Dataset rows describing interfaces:
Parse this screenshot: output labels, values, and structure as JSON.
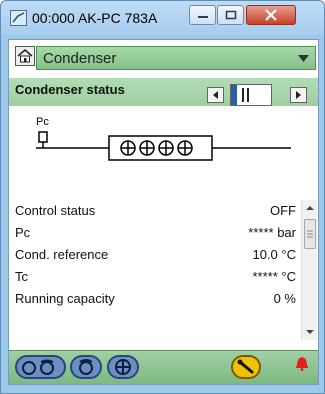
{
  "window": {
    "title": "00:000 AK-PC 783A"
  },
  "selector": {
    "value": "Condenser"
  },
  "section": {
    "title": "Condenser status"
  },
  "diagram": {
    "pc_label": "Pc"
  },
  "status_rows": [
    {
      "label": "Control status",
      "value": "OFF"
    },
    {
      "label": "Pc",
      "value": "***** bar"
    },
    {
      "label": "Cond. reference",
      "value": "10.0 °C"
    },
    {
      "label": "Tc",
      "value": "***** °C"
    },
    {
      "label": "Running capacity",
      "value": "0 %"
    }
  ],
  "colors": {
    "titlebar": "#a7cdee",
    "selector": "#85c288",
    "section": "#9ccf9f",
    "toolbar": "#7db881",
    "alarm": "#e81e1e",
    "wrench": "#f1c200"
  },
  "icons": {
    "app": "gauge-icon",
    "home": "home-icon",
    "minimize": "minimize-icon",
    "maximize": "maximize-icon",
    "close": "close-icon",
    "dropdown": "chevron-down-icon",
    "nav_left": "chevron-left-icon",
    "nav_right": "chevron-right-icon",
    "pressure_sensor": "pressure-sensor-icon",
    "fans": "fan-icon",
    "scroll_up": "scroll-up-icon",
    "scroll_down": "scroll-down-icon",
    "tool_1": "compressor-icon",
    "tool_2": "condenser-icon",
    "tool_3": "fan-icon",
    "wrench": "wrench-icon",
    "alarm": "alarm-bell-icon"
  }
}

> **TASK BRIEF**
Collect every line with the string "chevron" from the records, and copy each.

> **THE COMPLETED TASK**
    "dropdown": "chevron-down-icon",
    "nav_left": "chevron-left-icon",
    "nav_right": "chevron-right-icon",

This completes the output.